The Aero Club of Washington was acutely interested in the words of National Air Traffic Controllers Association President Paul Rinaldi, delivered last week at the club’s annual luncheon in Washington. NATCA will likely be a deciding factor in whether or not the Federal Aviation Administration gets a total makeover. Almost everyone agrees the agency is overdue for some serious change, but it’s unclear whether lawmakers will be able to pull it off.
At issue is whether to dismantle the FAA such that the air-traffic-control system is a separate entity—perhaps a nongovernment entity—from the certification and standard-setting operation. House Transportation and Infrastructure Committee Chairman Bill Shuster wants air-traffic control to become its own nonprofit, and he is working hard to convince ranking member Peter DeFazio that he can write a bill that won’t hurt the FAA’s funding or governmental abilities. DeFazio has yet to be convinced.
(I wrote about the FAA debate between DeFazio and Shuster in a special report on the committee that published last week. Shuster and I will discuss the topic further at a National Journal LIVE event on Tuesday.)

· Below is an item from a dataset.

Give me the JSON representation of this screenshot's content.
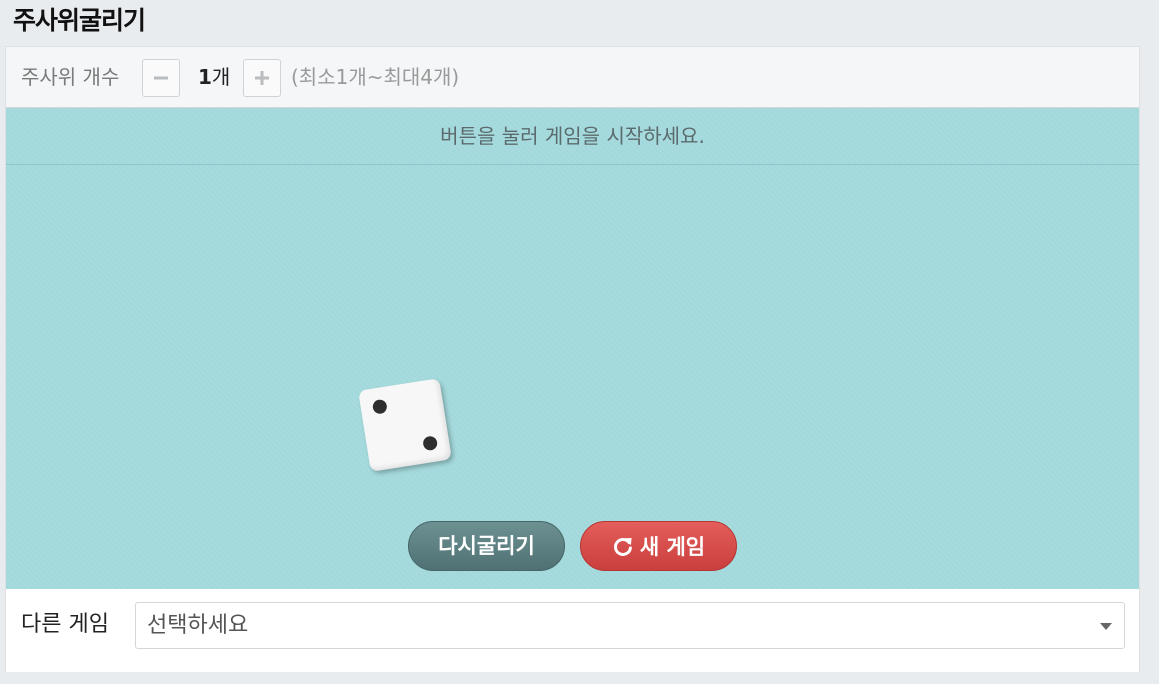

Shuster’s plan for the FAA reorganization is definitely bold, but it shouldn’t be a surprise to anybody. “This is nothing new. The Clinton administration tried to do it,” he told me recently. “Everybody’s now to the point of, ‘We all have the same frustrations, the same complaints.’ Now you have labor talking about it. You have general aviation. You have the airlines, the major airlines, manufacturers, everybody, Republicans, Democrats.”
Not so fast, Mr. Shuster. Yes, there is broad agreement that air-traffic control needs to be sheltered from sequestration and the annual government funding cycle. Beyond that, there are many concerns and a whole lot more questions about actually making it a nongovernment entity. For example, the Alliance for Aviation Across America, which represents small airports, farmers (think crop dusters), and individuals who own airplanes, is worried that the new nonprofit would charge “user fees” based on take-off and landing that would hurt small aviation.

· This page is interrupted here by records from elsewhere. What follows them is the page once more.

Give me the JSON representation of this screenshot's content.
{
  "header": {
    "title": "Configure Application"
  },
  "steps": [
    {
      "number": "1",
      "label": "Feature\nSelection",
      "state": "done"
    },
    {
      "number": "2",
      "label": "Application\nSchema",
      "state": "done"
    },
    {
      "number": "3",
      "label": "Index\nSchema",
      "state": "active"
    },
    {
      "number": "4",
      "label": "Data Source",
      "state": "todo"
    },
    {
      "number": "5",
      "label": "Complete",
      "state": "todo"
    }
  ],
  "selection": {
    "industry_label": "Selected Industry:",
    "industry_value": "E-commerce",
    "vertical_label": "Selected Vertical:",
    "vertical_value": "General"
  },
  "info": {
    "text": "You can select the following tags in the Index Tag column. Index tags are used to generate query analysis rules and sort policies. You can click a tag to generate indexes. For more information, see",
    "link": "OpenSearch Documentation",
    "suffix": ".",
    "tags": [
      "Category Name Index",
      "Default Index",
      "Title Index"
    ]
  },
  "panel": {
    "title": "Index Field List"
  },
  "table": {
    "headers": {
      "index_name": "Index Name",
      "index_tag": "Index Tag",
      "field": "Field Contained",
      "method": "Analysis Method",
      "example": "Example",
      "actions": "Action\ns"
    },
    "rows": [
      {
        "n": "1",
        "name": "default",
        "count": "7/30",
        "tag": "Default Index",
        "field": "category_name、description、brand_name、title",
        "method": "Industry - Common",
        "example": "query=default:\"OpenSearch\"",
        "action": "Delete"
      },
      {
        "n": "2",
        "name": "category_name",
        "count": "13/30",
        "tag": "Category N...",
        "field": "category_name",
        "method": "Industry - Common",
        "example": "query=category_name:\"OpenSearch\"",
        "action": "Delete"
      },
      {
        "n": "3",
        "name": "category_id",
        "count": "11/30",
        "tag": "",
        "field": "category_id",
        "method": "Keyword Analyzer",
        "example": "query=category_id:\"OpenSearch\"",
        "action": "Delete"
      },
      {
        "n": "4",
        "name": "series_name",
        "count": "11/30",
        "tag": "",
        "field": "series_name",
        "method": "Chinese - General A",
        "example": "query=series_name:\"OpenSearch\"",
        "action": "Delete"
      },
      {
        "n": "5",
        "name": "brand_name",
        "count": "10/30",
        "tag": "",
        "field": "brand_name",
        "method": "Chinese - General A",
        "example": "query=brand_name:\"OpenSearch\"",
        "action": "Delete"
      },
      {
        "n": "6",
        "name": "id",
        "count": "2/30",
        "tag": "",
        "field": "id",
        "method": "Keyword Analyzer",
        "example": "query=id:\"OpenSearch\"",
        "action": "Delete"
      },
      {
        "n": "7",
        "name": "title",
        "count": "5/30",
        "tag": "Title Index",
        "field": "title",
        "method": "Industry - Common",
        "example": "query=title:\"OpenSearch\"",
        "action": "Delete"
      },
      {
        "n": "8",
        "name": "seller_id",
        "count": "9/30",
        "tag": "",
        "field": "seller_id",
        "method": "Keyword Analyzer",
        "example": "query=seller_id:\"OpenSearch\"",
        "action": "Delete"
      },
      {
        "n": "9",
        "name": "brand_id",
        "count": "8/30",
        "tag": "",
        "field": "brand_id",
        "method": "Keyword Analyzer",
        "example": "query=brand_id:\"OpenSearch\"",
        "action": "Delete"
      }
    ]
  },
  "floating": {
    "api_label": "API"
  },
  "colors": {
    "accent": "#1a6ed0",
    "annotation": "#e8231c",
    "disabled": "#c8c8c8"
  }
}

“The imposition of any user-fee tax would hurt businesses and farms that rely on general-aviation aircraft and add an immense bureaucratic burden to these businesses and groups,” said Selena Shilad, the group’s executive director.
Ed Bolen, president and CEO of the National Business Aviation Association, which represents people who use small aircraft for business purposes, added another caveat at a recent congressional hearing. “A dialogue about finding a new governance structure is appropriate, but the composition and scope of its authority matters. Congress must retain authority over taxes, fees, and charges. This is not a responsibility that can be transferred, delegated, or outsourced.”
These are just two examples of the types of complaints that will be voiced as Shuster and DeFazio work their way through a bill. There will be competing arguments. The airlines, for example, will want to keep their costs down—already chafing at the passenger and fuel taxes imposed on them. The airports—big and small—will want to protect the funds that allow them to build more runways and hangars. The math won’t favor everyone all the time.
Here’s where Rinaldi comes in. NATCA could wind up casting the deciding vote in fights about who pays for what and how the system will work. Any FAA overhaul would most directly impact his members, so they are paying close attention. At the Aero Club, Rinaldi was blunt about these internal squabbles. “We all have our parochial positions. I can name them all if you want me to,” he said. “We must set aside parochial issues.”
Well aware of his delicate position in the stakeholder realm, Rinaldi didn’t venture further into his own recommendations other than to repeat that the status quo is unacceptable and that the new agency should have a robust and predictable funding stream. After suffering sequestration and furloughs, NATCA is clearly open to a new way of doing things. So are others in the aviation community. It’s now up to Shuster and DeFazio to come up with something that will balance everyone’s interests, parochial or not.
For our insiders: What are the advantages of a nonprofit air-traffic-control system? What are the potential problems? What can we learn from other countries who have adopted this model? Why is U.S. airspace different? What other options are there? Would it be better if the FAA became an independent government agency like the U.S. Postal Service? What “parochial” interests could get in the way of an FAA deal? How can they be overcome?